Each line in the entries below that contains the word "badge" counts once. Report how many there are and nothing more.

→ Record set:
—————

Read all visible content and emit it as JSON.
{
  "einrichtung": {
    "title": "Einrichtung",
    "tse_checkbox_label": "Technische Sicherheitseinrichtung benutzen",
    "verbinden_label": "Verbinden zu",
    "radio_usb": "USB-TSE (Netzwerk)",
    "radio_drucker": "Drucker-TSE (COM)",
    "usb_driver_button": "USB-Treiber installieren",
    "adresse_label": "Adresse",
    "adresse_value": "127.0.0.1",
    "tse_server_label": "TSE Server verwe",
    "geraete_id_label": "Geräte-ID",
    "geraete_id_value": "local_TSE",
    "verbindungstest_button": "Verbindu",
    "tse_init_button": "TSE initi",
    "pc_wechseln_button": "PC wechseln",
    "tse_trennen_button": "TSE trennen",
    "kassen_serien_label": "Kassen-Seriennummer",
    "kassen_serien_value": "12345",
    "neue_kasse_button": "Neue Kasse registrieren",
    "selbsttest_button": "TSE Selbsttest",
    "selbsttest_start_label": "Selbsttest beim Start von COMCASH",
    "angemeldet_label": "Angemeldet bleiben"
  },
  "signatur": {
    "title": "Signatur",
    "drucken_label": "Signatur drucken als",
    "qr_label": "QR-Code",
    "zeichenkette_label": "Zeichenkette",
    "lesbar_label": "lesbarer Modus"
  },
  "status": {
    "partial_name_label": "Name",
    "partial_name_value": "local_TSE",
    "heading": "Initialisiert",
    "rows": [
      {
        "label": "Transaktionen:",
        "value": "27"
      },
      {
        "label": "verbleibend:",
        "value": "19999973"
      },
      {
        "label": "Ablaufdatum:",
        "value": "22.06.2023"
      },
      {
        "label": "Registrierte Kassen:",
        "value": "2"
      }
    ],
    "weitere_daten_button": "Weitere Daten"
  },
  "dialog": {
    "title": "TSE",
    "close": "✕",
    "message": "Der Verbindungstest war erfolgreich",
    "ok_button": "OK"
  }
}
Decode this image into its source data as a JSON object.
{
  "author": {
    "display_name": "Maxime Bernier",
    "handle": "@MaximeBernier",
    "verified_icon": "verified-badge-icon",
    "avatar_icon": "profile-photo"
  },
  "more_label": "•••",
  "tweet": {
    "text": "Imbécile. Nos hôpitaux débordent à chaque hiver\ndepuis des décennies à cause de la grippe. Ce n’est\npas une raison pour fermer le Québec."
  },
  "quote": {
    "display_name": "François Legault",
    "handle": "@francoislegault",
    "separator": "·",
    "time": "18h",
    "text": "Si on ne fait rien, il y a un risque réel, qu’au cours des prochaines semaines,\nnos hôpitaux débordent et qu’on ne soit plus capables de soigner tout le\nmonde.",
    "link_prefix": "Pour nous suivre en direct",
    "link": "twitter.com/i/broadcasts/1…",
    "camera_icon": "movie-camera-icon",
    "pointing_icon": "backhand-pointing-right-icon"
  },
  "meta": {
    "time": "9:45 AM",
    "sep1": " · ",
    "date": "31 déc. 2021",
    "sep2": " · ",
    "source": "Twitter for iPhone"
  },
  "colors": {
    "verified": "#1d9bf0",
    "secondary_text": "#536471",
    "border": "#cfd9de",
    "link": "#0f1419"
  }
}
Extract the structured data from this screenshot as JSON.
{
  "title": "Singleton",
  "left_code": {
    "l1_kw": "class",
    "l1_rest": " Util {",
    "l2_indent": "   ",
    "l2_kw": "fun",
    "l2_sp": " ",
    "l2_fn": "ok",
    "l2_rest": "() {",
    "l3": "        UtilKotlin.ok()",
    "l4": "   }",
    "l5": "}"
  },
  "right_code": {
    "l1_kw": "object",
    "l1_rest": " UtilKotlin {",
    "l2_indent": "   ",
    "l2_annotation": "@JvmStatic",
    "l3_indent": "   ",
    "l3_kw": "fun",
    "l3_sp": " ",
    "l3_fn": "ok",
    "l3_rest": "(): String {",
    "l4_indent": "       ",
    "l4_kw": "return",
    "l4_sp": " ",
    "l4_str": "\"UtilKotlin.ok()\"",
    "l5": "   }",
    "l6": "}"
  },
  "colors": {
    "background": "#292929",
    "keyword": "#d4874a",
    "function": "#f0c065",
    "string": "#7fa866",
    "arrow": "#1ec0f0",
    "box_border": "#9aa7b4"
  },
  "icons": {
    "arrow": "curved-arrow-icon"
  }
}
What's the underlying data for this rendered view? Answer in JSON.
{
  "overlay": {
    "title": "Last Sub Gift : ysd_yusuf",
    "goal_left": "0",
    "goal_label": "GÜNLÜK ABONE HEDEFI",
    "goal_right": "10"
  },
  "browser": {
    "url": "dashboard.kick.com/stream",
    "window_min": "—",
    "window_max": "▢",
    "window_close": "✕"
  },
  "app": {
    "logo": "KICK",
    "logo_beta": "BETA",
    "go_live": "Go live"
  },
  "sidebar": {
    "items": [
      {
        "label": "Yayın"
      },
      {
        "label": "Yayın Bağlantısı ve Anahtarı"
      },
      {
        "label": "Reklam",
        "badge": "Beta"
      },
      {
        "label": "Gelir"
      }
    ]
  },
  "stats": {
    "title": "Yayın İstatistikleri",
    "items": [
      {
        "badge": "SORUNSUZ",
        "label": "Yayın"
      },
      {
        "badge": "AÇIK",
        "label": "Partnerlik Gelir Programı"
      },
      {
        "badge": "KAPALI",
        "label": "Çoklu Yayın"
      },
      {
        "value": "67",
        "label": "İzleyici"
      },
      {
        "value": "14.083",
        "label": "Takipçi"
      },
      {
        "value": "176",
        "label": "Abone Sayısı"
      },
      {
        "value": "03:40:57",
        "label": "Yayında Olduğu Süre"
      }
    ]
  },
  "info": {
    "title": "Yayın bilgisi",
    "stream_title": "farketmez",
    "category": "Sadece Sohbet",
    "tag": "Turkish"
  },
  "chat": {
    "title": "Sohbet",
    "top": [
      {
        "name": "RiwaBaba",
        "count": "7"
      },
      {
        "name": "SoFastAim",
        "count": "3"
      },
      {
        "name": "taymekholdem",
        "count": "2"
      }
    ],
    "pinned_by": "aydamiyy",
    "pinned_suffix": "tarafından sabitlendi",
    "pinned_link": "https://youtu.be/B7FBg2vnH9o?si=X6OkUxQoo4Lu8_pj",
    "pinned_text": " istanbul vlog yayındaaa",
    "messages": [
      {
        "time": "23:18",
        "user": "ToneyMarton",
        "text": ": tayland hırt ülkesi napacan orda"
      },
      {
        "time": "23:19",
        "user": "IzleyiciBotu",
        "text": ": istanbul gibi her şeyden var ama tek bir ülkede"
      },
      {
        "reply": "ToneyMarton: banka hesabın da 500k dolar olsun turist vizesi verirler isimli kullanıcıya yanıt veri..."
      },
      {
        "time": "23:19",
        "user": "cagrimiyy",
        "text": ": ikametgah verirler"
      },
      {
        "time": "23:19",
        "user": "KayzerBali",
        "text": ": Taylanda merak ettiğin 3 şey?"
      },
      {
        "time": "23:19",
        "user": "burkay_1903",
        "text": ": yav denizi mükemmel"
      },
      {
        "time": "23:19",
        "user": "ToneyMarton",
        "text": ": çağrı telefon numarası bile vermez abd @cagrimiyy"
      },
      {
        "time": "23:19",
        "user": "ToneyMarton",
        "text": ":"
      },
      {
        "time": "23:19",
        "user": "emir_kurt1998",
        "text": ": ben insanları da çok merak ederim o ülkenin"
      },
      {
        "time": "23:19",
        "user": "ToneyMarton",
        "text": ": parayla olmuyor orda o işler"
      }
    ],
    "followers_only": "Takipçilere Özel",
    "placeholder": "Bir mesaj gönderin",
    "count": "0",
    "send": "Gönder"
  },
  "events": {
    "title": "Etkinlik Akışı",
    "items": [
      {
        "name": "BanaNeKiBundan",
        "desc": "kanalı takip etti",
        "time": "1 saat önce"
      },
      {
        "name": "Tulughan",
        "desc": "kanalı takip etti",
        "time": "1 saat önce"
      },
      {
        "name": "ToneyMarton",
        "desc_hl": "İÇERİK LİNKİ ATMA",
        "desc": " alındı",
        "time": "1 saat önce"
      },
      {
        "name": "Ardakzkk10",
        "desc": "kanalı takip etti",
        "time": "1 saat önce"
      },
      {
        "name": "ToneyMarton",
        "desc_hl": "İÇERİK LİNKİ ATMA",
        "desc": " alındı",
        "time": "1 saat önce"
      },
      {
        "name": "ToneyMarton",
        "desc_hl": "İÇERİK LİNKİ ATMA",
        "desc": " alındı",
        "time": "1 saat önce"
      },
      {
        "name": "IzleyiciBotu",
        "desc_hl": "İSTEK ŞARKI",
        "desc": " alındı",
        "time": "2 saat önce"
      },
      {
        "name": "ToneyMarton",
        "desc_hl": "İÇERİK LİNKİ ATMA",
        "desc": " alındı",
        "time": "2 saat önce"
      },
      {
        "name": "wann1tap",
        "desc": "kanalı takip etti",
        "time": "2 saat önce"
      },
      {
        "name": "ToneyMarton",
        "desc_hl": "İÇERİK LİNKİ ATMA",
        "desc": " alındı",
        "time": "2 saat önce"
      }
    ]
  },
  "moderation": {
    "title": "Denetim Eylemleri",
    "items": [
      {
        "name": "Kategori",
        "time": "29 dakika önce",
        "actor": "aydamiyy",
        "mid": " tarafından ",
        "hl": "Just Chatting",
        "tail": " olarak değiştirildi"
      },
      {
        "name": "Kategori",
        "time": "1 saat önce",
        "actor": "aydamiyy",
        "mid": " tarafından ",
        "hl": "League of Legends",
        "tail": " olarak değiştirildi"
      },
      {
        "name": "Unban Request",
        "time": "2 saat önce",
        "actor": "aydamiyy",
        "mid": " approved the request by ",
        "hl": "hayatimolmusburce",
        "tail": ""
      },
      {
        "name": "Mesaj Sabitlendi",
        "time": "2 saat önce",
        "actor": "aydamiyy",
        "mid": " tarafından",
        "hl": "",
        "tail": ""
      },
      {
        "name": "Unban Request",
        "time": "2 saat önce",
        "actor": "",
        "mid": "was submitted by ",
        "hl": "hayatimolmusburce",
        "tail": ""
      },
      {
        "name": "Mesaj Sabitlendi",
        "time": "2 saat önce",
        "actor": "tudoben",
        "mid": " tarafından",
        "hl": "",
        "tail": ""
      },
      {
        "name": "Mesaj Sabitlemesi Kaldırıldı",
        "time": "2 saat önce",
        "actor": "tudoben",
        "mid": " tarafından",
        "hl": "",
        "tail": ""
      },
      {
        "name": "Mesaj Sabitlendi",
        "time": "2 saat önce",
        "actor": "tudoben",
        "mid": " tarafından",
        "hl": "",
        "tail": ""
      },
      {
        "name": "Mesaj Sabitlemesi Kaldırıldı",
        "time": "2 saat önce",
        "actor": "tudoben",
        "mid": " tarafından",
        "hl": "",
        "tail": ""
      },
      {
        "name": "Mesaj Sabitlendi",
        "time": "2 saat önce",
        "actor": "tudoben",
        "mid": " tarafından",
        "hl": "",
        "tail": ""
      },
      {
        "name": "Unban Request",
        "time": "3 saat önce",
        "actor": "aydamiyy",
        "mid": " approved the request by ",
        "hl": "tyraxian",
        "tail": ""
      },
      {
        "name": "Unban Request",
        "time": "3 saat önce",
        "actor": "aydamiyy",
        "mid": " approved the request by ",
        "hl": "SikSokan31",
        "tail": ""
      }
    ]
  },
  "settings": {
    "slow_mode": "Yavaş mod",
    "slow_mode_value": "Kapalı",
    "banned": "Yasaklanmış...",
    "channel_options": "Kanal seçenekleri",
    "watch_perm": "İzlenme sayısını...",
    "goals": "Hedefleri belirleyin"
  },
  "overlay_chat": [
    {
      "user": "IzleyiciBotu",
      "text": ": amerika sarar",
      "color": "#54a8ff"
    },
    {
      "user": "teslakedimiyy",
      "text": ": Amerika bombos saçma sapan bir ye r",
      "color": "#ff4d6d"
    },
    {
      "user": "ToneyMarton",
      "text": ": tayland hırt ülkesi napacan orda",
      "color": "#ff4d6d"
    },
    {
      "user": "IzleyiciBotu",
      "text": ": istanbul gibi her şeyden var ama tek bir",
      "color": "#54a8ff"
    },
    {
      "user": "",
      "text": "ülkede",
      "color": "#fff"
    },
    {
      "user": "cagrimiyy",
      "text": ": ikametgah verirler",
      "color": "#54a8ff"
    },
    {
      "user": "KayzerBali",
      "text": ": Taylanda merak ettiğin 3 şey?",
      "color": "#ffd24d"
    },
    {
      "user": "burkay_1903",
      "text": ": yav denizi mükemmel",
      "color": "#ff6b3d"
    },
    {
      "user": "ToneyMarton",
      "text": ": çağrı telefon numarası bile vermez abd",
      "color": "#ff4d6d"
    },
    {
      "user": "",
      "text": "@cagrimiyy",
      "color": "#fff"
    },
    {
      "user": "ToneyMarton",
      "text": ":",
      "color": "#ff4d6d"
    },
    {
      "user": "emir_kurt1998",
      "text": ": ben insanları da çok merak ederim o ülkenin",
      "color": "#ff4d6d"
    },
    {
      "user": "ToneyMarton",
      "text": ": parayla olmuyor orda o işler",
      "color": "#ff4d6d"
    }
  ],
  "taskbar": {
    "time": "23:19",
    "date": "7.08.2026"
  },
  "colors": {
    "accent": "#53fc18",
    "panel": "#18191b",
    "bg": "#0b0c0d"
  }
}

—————

→ The completed task: 5